Capping months of consultations between Alaskan state officials and Petroleous Mexicanos (Pemex), the Mexican national oil company, Alaskan Gov. Jay S. Hammond will make a formal presentation of the state's proposal during a meeting with Energy Secretary James R. Schlesinger today.

"We are asking for exports of Alaskan royalty crude oil, with the up-front suggestion that this is a chance to break the taboo against Alaskan oil exports," said Robert LeResch, Alska's commissioner for natural resources.

LeResch said the state has reached an agreement to continue discussion of the oil swap with newly oil-rich Mexico, and that Pemex officils said they would urge President Lopez Portillo to raise the question during President Carter's visit to Mexico later this month.

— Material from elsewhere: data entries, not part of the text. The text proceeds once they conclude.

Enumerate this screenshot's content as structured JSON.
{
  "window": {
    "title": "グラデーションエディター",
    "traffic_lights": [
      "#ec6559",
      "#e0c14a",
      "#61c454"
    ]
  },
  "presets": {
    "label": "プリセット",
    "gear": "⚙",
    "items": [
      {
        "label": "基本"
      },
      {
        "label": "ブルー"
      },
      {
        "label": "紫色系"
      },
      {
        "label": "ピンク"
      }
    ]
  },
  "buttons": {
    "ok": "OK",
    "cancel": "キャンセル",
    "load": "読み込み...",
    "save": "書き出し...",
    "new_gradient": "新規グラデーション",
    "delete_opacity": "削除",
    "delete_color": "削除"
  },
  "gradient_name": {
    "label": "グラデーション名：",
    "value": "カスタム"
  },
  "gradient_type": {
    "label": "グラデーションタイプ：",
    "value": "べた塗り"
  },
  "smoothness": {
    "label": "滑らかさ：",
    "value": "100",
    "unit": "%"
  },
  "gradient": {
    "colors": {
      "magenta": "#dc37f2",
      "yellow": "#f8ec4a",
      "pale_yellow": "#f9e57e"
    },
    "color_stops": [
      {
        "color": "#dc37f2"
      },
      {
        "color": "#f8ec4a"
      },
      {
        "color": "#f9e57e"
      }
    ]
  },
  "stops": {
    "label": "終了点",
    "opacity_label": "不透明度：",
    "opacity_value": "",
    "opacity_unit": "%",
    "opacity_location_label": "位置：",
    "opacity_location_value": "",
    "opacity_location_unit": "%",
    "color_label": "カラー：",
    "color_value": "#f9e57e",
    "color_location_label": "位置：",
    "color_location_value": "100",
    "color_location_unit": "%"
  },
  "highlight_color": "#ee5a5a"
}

"I think we have a willing partner in Mexico if we could get approval from the federal government and an agreement on prices," LeResch said in a telephone interview yesterday.

While the amount of crude oil involved is relatively small -- 100,000 barrels a day -- administration approval of the proposal could break an impasse over the so-called oil swaps.

In practice the "swaps" amount to individual sales of oil shipments that allow for significant savings in transportation, ranging from 60 cents to almost $2 a barrel, and increased revenues for the state or the oil companies.

At the Energy Department yesterday, a senior DOE official said Gov. Hammond's proposal "tends to fold into a large range of options regarding the West Coast crude surplus," and that it is unlikely Schlesinger will act immediately on the Alaskan proposal. However, DOE is circulating proposals for Alaskan oil exports within the administration that call for a range of options, including:

Allowing exports of all 1.2 million barrels a day of Alaskan oil production.

Allowing exports of production above the 1.2 million-barrel current production flowing through the Alaskan pipeline.

Over the last year and a half, Energy Secretary James R. Schlesinger has been overruled by President Carter during Cabinet-level discussions on whether the White House should send an Alaskan oil swap to Congress for approval.

The Energy Department at various times has favored Alaskan oil exports as a means of relieving the West Coast oil glut, currently estimated at 400,000 barrels a day, and to provide an added incentive for the major oil companies to increase Alaskan production and expand the capacity of the 800-mile trans-Alaska pipeline.

Under the Export Administration Act and the Trans Alaskan Pipeline Act Congress can veto an administration proposal to export Alaskan oil.

In the past Carter has decided against sending the Alaskan oil swap proposals to Congress because of the awkward position the administration might be politically calling for exporting American oil production while the country is wrestling with its own energy problems.

Arlon R. Tussing, a consultant with the Alaskan state legislature, said, "The swap would not affect domestic oil prices -- the state wants it that way." At the same time, however, Tussing said the state swap with Japan would increase Alaska's share of oil revenues and in turn could increase Mexico's oil revenues as well.

Alaska is entitled to 12.5 percent of the oil production from the Prudhoe Bay fields or, if it chooses, the cash equivalent of the oil. Last year the state earned $431 million from severance taxes, royalty payments and property taxes from oil production -- most of which was related to the North Slope production. Currently the state is accepting about 25,000 barrels a day of its royalty oil for a refinery near Fairbanks and takes the rest in cash.